Maine Played a Big Role in Disney’s ‘Bambi’
Did you know that one Mainer had a big impact on Disney's movie "Bambi"? Mainer, Jake Day, practically told Walt Disney off and even proved his point.
We all know the story of "Bambi," a story about a baby deer that lost his mother at a young age and his struggles as he grew up. "Bambi" is a coming-of-age story, just about a baby deer.
Before we get into how this Mainer helped Walt Disney, let us look at some of the history. According to the New England Historical Society, Disney obtained the film rights to make this movie. Originally, it was a novel, written in 1923 by Viennese author Felix Salten, named Bambi, A Life in the Woods. New England Historical Society writes that Jake Day was one of Disney's "earliest and best known animators," so it came as no surprise when he was asked to help work on "Bambi."

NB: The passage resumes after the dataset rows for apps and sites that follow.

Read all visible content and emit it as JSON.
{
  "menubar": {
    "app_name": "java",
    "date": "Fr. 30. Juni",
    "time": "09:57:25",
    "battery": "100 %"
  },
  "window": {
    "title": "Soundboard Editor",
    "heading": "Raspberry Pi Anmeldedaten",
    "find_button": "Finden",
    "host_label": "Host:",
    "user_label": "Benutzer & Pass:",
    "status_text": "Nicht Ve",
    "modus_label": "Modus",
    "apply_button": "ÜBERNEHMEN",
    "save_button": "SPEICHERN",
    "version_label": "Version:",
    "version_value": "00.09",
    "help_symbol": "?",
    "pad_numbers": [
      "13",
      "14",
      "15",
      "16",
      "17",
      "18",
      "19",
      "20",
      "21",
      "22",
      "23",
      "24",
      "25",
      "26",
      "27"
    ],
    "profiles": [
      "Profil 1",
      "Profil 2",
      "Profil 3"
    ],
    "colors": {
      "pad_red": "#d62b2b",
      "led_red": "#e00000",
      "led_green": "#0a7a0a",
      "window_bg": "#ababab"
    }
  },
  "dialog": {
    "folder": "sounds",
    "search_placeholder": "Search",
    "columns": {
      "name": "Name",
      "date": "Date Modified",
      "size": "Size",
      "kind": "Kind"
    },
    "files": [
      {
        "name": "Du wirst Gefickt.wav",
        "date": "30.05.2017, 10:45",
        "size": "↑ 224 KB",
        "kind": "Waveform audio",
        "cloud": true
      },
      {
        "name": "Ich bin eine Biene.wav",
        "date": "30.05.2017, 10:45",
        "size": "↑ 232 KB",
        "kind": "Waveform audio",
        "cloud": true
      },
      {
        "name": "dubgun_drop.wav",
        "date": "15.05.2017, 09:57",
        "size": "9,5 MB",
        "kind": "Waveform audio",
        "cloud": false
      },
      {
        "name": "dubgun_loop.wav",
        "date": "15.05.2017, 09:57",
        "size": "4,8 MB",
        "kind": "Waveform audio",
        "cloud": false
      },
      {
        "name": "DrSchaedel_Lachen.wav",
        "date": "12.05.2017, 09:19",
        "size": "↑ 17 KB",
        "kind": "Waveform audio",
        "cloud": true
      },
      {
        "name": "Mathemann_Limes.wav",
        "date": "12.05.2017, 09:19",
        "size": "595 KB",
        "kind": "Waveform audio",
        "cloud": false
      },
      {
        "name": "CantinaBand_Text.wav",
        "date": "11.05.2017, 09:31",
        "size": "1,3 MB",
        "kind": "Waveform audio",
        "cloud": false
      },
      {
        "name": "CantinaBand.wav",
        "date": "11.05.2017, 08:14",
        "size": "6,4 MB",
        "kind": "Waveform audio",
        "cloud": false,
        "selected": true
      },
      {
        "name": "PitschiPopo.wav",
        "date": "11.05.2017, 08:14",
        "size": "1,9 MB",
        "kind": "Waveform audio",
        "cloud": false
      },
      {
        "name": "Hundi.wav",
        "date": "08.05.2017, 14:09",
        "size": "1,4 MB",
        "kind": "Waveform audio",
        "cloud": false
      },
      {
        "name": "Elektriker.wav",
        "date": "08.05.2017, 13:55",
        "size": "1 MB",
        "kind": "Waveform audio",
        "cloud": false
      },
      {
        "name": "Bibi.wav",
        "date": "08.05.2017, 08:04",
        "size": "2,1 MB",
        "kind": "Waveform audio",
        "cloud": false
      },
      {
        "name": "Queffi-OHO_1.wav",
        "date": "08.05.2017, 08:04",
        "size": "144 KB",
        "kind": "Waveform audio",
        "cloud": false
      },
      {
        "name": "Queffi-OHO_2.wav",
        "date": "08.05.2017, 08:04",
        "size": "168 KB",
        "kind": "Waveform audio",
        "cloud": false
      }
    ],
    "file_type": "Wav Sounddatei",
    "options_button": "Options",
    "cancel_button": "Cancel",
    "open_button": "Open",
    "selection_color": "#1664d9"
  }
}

In the novel, Bambi was a roe deer from the European Forest. Unfortunately, there are no roe deers in North America, so Disney was forced to find another type of deer to play Bambi. According to the New England Historical Society, Disney chose to use a mule deer from Arrowhead, California.
Jake Day did not agree with this. Day told Disney that he would have to go to Maine to find a white-tailed deer and the right forest. Day went back to Maine to prove to Disney that Maine was the perfect location for him to set the scene and base the main character of the film on.
According to the New England Historical Society, Day spent months with his friend, Lester Hall, taking pictures in the Mount Katahdin region. Day had received a list of things that Disney wanted to be photographed including pine cones, marsh grass, low and high bush blueberries, and hazel nuts.
Of course, Day was able to find two white-tailed deer and arranged for them to get from Maine to Hollywood. The New England Historical Society writes that the deers were only four months old at the time and were set to play Bambi and Faline.
On August 8, 1942, "Bambi" premiered in London, then New York and its first public showing came back to where the film was partly inspired, Maine.